The five of them took questions from the crowd. The audience submitted questions like “why do kids take drugs?” and “is there an alternative?”

Joe, a young man in recovery, answered the questions about why youth take drugs.

“Everything Dr. Thurstone said about adolescents being targeted by the media and companies is 110 percent true,” he said. “It’s in the music you listen to, the TV you watch and your peers, too.”

He said he felt like he didn’t fit in, and hanging out with a group of people who hung out and got high gave him a group.

“They’d hang out with me anytime I’d have a $20 bill in my pocket, because at the time, I thought they were my friends,” he said. “Realistically, we all knew we could use each other’s $20 and go get loaded. But they accepted me with no second thoughts.”

Joe said people who use drugs like marijuana but want to stop need an alternative that’s better to getting high.

Weiland, a former addict himself, said there is a massive gap between hearts and minds.

“I knew these things were bad for me, but I didn’t care because it felt good,” he said. “Your intellect and emotion just don’t grow together with marijuana.”

Weiland said the worst part of marijuana is that it doesn’t seem dangerous.

“We hear about the dangers of heroin and cocaine and even alcohol,” he said. “Weed is like the little stepbrother of drugs, and that’s why it’s so dangerous.”

He cited how day-to-day, the effects of marijuana can be hard to see. But over time, the danger and consequences become apparent.

“It’s a poison,” he said. “When you realize it, it’s too late.”

Columbia Middle School was the last stop on Dr. Thurstone’s Missouri Marijuana Prevention Tour, where he traveled all around the state last week.

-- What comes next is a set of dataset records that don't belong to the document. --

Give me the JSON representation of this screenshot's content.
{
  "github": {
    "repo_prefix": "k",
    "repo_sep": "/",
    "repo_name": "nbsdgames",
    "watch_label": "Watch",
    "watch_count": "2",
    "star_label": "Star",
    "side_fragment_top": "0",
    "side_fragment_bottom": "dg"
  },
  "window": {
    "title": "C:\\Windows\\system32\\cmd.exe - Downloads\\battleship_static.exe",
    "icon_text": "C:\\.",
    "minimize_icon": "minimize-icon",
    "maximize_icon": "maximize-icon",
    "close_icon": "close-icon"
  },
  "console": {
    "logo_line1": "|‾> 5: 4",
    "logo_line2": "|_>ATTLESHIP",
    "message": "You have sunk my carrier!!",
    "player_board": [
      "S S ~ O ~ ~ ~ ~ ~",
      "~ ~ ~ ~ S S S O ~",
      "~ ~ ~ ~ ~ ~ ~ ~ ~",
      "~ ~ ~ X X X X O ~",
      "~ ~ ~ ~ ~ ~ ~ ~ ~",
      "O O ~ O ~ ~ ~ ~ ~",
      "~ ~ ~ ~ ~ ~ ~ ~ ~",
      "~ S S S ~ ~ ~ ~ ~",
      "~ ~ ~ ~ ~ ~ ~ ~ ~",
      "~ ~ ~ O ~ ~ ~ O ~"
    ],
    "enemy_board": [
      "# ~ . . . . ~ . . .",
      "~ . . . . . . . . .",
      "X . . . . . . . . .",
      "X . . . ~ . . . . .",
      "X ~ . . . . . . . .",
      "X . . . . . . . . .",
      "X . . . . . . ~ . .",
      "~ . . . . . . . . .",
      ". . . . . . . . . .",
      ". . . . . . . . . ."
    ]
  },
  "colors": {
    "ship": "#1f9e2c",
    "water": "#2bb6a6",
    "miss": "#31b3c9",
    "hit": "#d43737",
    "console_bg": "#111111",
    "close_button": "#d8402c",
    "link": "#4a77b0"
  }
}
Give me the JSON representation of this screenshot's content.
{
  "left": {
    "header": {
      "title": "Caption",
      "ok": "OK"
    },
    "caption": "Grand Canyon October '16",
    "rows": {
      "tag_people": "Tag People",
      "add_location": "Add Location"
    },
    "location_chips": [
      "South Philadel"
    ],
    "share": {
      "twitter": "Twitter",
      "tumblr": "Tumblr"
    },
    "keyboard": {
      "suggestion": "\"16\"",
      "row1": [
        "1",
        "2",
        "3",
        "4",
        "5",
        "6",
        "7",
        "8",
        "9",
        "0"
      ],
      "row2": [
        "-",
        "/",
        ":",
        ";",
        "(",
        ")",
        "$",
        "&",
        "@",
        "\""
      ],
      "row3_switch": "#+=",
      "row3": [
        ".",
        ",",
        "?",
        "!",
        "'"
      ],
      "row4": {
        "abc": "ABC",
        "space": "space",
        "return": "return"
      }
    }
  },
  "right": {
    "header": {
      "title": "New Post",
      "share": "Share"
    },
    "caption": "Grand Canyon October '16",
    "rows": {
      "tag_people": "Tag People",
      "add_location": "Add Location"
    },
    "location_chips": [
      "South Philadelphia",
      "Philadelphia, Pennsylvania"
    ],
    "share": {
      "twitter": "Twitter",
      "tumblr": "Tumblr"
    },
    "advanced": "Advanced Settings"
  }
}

The Monroe County Coalition for Drug-Free Communities has been and will continue to work against drugs in the county and community.

Their next meeting is 4 p.m. June 2 at the YMCA.

Print Friendly, PDF & Email